GIVEN RECORDS:
===============

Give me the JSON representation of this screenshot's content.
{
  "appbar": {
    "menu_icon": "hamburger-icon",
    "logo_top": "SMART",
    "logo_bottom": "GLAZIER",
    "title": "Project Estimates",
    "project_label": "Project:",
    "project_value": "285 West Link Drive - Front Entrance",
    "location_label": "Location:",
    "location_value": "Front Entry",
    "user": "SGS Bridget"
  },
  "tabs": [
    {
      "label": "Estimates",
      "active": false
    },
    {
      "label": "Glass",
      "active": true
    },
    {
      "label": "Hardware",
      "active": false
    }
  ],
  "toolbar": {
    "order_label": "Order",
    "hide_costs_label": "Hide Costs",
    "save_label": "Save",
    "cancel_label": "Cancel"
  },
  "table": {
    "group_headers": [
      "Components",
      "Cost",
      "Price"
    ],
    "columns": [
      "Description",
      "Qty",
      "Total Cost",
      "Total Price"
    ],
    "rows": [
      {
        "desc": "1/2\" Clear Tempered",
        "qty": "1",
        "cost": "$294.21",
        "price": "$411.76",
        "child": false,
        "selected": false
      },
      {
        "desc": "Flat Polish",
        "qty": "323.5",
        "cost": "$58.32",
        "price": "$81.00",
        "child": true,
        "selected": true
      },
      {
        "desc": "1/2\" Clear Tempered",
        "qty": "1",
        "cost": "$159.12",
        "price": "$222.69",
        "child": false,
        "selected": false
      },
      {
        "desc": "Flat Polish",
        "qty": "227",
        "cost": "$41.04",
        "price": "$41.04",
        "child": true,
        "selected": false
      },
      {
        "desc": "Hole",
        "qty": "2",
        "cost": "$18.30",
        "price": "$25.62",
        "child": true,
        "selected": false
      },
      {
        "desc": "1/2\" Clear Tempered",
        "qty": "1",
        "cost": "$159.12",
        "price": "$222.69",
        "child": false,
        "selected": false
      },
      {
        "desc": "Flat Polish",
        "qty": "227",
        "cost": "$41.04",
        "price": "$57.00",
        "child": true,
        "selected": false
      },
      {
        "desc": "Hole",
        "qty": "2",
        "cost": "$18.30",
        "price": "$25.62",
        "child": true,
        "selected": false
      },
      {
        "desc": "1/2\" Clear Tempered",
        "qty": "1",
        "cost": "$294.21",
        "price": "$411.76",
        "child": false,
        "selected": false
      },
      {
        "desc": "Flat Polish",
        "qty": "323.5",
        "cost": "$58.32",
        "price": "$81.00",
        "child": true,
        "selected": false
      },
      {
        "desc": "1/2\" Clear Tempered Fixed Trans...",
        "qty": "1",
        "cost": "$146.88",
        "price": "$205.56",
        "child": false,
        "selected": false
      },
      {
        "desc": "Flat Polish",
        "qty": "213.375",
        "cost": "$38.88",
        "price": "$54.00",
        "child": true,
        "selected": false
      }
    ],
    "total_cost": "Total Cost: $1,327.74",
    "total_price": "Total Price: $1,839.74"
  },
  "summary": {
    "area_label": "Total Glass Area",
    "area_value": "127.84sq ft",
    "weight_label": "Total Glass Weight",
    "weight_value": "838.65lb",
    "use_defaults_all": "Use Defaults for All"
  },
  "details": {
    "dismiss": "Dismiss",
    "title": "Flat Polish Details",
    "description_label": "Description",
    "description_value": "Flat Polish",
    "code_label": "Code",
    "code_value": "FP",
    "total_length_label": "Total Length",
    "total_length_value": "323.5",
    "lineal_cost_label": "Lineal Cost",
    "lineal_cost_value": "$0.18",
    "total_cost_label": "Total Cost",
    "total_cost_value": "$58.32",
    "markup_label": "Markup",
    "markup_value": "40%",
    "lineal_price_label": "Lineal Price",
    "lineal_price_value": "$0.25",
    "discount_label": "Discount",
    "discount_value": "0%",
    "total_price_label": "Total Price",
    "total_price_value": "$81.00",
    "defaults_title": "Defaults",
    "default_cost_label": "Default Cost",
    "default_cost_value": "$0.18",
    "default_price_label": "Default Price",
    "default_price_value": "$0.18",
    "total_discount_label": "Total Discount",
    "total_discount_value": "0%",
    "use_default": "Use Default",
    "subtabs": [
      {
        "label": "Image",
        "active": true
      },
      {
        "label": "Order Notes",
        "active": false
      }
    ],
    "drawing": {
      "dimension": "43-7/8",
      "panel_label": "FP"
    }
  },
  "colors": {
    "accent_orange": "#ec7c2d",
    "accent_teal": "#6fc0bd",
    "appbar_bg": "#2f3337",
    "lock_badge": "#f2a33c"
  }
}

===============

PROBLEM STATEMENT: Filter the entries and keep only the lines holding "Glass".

EXERCISE ANSWER:
      "label": "Glass",
    "area_label": "Total Glass Area",
    "weight_label": "Total Glass Weight",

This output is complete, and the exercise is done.